In my narrow confines of scientism, I had no way of processing what made Tolkien’s masterpiece so profound. How could a made-up fantasy world reveal anything about the “truth”? But I knew it did, and this changed my way of thinking. Are good and evil merely social constructions, or are they real on a deeper level? Why am I relating to ridiculous things like talking trees and corrupted wraiths? Why was I so captivated by this story that made fighting evil against all odds so profound? Why did it instill in me a longing for an adventure of the arduous good? And how does the story make sacrifice so appealing? The Lord of the Rings showed me a world where things seemed more “real” than the world I lived in. Not in a literal way, obviously; in a metaphorical, beyond-the-surface way. The beautiful struggle and self-sacrificial glory permeating The Lord of the Rings struck a chord in my soul and filled me with longing that I couldn’t easily dismiss.
Someone once said that if you sat a million monkeys at a million typewriters for a million years, one of them would eventually type out all of Hamlet by chance. But when we find the text of Hamlet, we don’t wonder whether it came from chance and monkeys. Why then does the atheist use that incredibly improbable explanation for the universe? Clearly, because it is his only chance of remaining an atheist.

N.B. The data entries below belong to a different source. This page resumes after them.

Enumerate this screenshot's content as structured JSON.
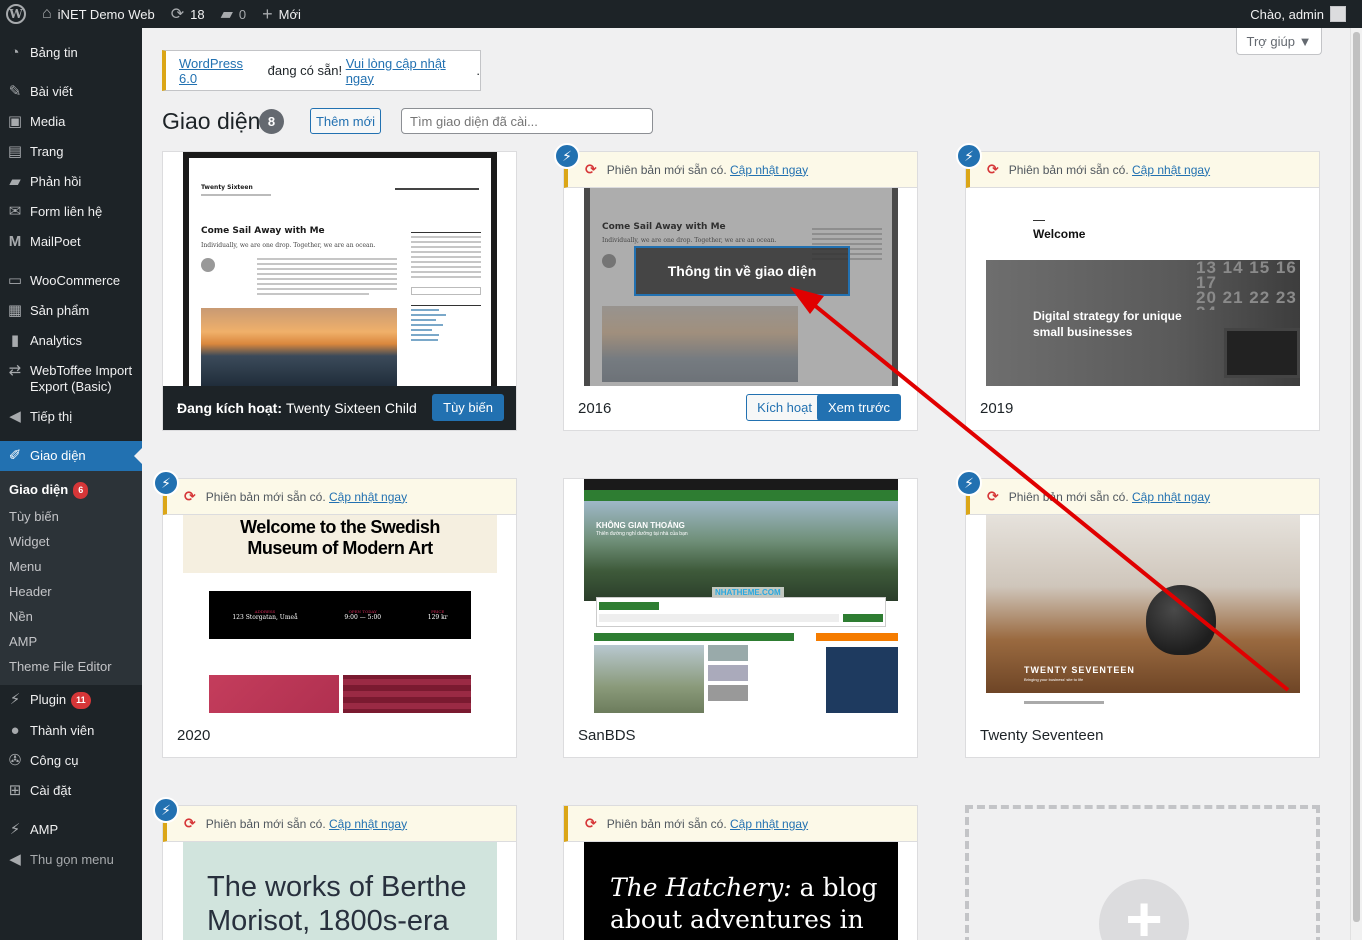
{
  "adminbar": {
    "site_name": "iNET Demo Web",
    "updates_count": "18",
    "comments_count": "0",
    "new_label": "Mới",
    "greeting": "Chào, admin"
  },
  "sidebar": {
    "items": [
      {
        "label": "Bảng tin",
        "icon": "dashboard-icon"
      },
      {
        "label": "Bài viết",
        "icon": "pin-icon"
      },
      {
        "label": "Media",
        "icon": "media-icon"
      },
      {
        "label": "Trang",
        "icon": "page-icon"
      },
      {
        "label": "Phản hồi",
        "icon": "comment-icon"
      },
      {
        "label": "Form liên hệ",
        "icon": "mail-icon"
      },
      {
        "label": "MailPoet",
        "icon": "mailpoet-icon"
      },
      {
        "label": "WooCommerce",
        "icon": "woo-icon"
      },
      {
        "label": "Sản phẩm",
        "icon": "archive-icon"
      },
      {
        "label": "Analytics",
        "icon": "chart-icon"
      },
      {
        "label": "WebToffee Import Export (Basic)",
        "icon": "import-export-icon"
      },
      {
        "label": "Tiếp thị",
        "icon": "megaphone-icon"
      },
      {
        "label": "Giao diện",
        "icon": "brush-icon"
      },
      {
        "label": "Plugin",
        "icon": "plugin-icon",
        "badge": "11"
      },
      {
        "label": "Thành viên",
        "icon": "users-icon"
      },
      {
        "label": "Công cụ",
        "icon": "tools-icon"
      },
      {
        "label": "Cài đặt",
        "icon": "settings-icon"
      },
      {
        "label": "AMP",
        "icon": "amp-icon"
      },
      {
        "label": "Thu gọn menu",
        "icon": "collapse-icon"
      }
    ],
    "submenu": [
      {
        "label": "Giao diện",
        "badge": "6"
      },
      {
        "label": "Tùy biến"
      },
      {
        "label": "Widget"
      },
      {
        "label": "Menu"
      },
      {
        "label": "Header"
      },
      {
        "label": "Nền"
      },
      {
        "label": "AMP"
      },
      {
        "label": "Theme File Editor"
      }
    ]
  },
  "help_tab": "Trợ giúp ▼",
  "notice": {
    "link1": "WordPress 6.0",
    "text": " đang có sẵn! ",
    "link2": "Vui lòng cập nhật ngay",
    "end": "."
  },
  "header": {
    "title": "Giao diện",
    "count": "8",
    "add_new": "Thêm mới",
    "search_placeholder": "Tìm giao diện đã cài..."
  },
  "update": {
    "text": "Phiên bản mới sẵn có.",
    "link": "Cập nhật ngay"
  },
  "themes": {
    "active": {
      "label_bold": "Đang kích hoạt:",
      "label_name": "Twenty Sixteen Child",
      "customize": "Tùy biến",
      "preview_site_title": "Twenty Sixteen",
      "preview_post_title": "Come Sail Away with Me",
      "preview_excerpt": "Individually, we are one drop. Together, we are an ocean."
    },
    "t2016": {
      "name": "2016",
      "overlay": "Thông tin về giao diện",
      "activate": "Kích hoạt",
      "preview": "Xem trước",
      "preview_post_title": "Come Sail Away with Me",
      "preview_excerpt": "Individually, we are one drop. Together, we are an ocean."
    },
    "t2019": {
      "name": "2019",
      "welcome": "Welcome",
      "tagline": "Digital strategy for unique small businesses"
    },
    "t2020": {
      "name": "2020",
      "hero": "Welcome to the Swedish Museum of Modern Art",
      "address_label": "ADDRESS",
      "address": "123 Storgatan, Umeå",
      "open_label": "OPEN TODAY",
      "open": "9:00 — 5:00",
      "price_label": "PRICE",
      "price": "129 kr"
    },
    "sanbds": {
      "name": "SanBDS",
      "banner": "KHÔNG GIAN THOÁNG",
      "banner_sub": "Thiên đường nghỉ dưỡng tại nhà của bạn",
      "watermark": "NHATHEME.COM"
    },
    "t2017": {
      "name": "Twenty Seventeen",
      "overlay_title": "TWENTY SEVENTEEN",
      "overlay_sub": "Bringing your business' site to life"
    },
    "t2021": {
      "hero": "The works of Berthe Morisot, 1800s-era"
    },
    "t2022": {
      "hero_italic": "The Hatchery:",
      "hero_rest": " a blog about adventures in"
    }
  },
  "colors": {
    "admin_dark": "#1d2327",
    "primary": "#2271b1",
    "warning": "#dba617",
    "error": "#d63638",
    "annotation_arrow": "#e00000"
  }
}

At this point, we need a psychological explanation of the atheist rather than a logical explanation of the universe.